Wikipedia is a ubiquitous website utilised by almost all online journalists, a service used so often it’s taken for granted.
Hyperlinks are in the same category; an obvious tool of the online journalism trade, but unequivocally essential nonetheless.
According to the online encyclopedia, the “hyperlink (or link) is a reference to data that the reader can directly follow, or that is followed automatically. A hyperlink points to a whole document or to a specific element within a document.”
Wikipedia explains the technology was first widely used in the Gopher protocol from 1991, before it was eclipsed two years later by the Mosaic browser (which could handle Gopher links as well as HTML links).
The reason I’m talking about links is because of a story I stumbled upon on www.poynter.org during the week.
It was a telling reminder of the effectiveness of hyperlinks; in less than 100 words a ten-week summary of a major news event is comprehensively covered.
Here’s the article, by Julie Moos, titled “Timeline of Jonah Lehrer plagiarism, fabrication revelations.”
June 19: Jim Romenesko reported that Jonah Lehrer recycled material for a New Yorker story
June 19: Joe Coscarelli published additional examples of Lehrer recycling material in New Yorker blog posts
June 19: Jacob Silverman found examples of Lehrer recycling in stories for The New York Times
June 20: Edward Champion published a comprehensive catalog of Lehrer’s recycling
June 20: Lehrer apologized for recycling his own material
June 21: New Yorker editor David Remnick said, “…if he were making things up or appropriating other people’s work that’s one level of crime.”
July 30: Michael Moynihan revealed fabricated Bob Dylan quotes in Lehrer’s “Imagine”

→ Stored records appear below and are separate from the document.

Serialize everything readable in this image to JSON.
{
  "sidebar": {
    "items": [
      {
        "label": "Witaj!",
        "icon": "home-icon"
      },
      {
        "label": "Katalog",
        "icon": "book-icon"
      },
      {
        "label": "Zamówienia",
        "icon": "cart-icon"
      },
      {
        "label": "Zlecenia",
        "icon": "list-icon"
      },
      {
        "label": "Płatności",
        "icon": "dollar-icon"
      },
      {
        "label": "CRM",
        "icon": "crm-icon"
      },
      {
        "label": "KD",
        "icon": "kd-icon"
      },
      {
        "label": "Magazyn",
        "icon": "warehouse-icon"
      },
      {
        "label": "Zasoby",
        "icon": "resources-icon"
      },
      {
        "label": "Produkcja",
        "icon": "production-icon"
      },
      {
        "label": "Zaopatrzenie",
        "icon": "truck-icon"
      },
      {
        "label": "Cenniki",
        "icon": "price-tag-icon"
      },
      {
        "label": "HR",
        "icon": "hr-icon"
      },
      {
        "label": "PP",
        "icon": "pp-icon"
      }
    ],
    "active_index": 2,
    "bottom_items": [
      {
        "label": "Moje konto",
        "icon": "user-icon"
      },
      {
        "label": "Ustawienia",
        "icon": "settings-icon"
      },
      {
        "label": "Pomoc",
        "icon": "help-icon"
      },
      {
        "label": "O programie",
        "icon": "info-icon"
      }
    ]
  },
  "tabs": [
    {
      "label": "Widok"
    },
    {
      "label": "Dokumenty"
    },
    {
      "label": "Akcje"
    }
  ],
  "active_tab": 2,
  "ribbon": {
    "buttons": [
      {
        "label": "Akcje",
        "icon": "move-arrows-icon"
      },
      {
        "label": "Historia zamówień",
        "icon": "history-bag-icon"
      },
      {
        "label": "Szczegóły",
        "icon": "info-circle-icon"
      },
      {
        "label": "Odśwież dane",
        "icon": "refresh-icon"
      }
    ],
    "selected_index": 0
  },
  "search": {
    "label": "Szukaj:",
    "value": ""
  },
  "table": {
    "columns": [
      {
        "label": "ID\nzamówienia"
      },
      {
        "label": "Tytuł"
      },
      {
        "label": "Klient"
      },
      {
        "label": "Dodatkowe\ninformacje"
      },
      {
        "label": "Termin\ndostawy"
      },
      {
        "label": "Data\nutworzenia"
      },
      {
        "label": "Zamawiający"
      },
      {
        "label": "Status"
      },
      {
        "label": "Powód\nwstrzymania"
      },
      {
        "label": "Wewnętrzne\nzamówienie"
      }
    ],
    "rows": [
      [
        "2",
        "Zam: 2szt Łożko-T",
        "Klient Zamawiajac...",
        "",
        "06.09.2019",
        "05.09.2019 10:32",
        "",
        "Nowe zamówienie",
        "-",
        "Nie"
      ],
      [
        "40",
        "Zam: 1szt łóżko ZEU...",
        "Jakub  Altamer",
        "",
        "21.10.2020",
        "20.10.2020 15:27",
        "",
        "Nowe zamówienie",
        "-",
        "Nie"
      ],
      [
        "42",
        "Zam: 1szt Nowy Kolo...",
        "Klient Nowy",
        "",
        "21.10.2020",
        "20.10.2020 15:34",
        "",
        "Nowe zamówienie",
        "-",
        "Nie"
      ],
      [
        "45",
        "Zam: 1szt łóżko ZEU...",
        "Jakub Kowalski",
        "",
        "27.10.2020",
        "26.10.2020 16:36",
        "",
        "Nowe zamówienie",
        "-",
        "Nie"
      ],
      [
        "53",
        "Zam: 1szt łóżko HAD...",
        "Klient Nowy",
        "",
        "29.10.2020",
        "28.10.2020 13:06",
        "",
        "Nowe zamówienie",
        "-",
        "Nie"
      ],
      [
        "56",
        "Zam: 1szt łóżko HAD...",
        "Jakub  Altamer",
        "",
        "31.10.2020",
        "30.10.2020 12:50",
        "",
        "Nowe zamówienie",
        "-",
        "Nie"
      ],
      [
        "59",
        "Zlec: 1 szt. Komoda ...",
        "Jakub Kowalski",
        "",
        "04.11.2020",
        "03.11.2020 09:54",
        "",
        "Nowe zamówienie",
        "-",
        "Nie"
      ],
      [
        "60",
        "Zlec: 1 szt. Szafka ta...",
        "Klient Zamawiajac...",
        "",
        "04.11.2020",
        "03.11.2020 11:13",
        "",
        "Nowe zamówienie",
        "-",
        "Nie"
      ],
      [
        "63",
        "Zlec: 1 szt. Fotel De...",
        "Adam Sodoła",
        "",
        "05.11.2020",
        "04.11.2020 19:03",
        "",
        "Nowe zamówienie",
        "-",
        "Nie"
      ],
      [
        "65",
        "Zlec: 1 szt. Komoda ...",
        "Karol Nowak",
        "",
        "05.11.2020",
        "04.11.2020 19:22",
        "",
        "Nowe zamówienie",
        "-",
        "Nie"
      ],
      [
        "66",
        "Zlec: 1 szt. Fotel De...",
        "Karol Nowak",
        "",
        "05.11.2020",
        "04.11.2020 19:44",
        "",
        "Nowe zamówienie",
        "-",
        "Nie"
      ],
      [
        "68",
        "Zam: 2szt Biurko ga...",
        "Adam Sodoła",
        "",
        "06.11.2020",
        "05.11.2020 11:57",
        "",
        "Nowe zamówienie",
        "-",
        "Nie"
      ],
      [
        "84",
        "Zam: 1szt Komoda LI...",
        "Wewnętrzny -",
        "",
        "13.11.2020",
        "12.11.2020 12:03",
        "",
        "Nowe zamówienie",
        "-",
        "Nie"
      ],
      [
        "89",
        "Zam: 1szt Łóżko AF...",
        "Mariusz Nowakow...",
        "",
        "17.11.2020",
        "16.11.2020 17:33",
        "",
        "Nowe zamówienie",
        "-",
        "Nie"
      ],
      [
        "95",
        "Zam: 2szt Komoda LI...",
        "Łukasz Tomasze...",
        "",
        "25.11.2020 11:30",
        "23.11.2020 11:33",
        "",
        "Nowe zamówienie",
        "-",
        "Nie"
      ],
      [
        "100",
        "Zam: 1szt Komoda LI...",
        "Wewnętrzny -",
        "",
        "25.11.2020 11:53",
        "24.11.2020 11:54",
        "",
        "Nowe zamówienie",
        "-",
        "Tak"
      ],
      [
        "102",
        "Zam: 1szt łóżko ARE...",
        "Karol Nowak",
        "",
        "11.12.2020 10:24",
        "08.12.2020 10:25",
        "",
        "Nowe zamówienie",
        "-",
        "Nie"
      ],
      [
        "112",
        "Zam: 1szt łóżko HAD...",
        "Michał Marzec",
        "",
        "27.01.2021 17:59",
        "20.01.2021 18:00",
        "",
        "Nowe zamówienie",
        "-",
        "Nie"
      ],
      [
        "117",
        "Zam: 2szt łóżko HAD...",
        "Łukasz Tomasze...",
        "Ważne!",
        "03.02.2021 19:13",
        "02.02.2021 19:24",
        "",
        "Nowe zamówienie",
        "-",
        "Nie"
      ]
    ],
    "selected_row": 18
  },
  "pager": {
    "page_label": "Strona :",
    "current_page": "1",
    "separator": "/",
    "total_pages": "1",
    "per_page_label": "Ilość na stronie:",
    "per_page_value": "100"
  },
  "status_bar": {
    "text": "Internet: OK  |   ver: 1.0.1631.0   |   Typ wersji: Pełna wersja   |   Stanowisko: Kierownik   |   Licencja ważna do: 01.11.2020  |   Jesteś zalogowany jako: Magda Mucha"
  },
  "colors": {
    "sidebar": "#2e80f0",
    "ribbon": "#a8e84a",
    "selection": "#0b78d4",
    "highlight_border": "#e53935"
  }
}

July 30: Lehrer resigned from The New Yorker
August 3: Moynihan revealed plagiarism in “How We Decide”
August 7: Lehrer’s publisher said it was reviewing all of his books
August 10: Magician Teller said he didn’t say what was attributed to him in “Imagine”
August 15: Wired said Lehrer remained under contract
August 16: Wired said Lehrer had no current assignments
August 17: Milton Glaser said he didn’t say what was attributed to him in “Imagine”
August 31: Wired severed ties with Lehrer
Related: Complete coverage of Jonah Lehrer